Individual Retirement Account

Individual retirement accounts are one of two types of individual retirement arrangements (IRAs) that provide tax advantages as you save for retirement. The other is an individual retirement annuity.

Both have the same annual contribution limits, catch-up provisions if you're 50 or older, and withdrawal requirements. In addition, both are available in three varieties: traditional deductible, traditional nondeductible, and Roth.

The primary difference between the two is in the investments you make with your contributions.

You open an individual retirement account with a financial services firm, such as a bank, brokerage firm, or investment company, as custodian. The accounts are self-directed, which means you can choose among the investments available through your custodian.
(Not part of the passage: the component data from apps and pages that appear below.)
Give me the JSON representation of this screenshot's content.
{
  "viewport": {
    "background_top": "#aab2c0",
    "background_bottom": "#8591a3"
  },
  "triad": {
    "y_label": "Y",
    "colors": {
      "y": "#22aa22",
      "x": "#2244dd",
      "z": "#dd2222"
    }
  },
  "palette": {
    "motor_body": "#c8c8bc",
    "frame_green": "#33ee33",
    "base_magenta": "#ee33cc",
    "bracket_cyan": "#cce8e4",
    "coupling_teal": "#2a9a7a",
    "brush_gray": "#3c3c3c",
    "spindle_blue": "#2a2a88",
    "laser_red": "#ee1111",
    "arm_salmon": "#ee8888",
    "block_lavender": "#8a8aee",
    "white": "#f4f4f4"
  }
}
In common practice, however, perhaps because more people have individual retirement accounts, the acronym IRA tends to be used to refer to an account rather than annuity or arrangement.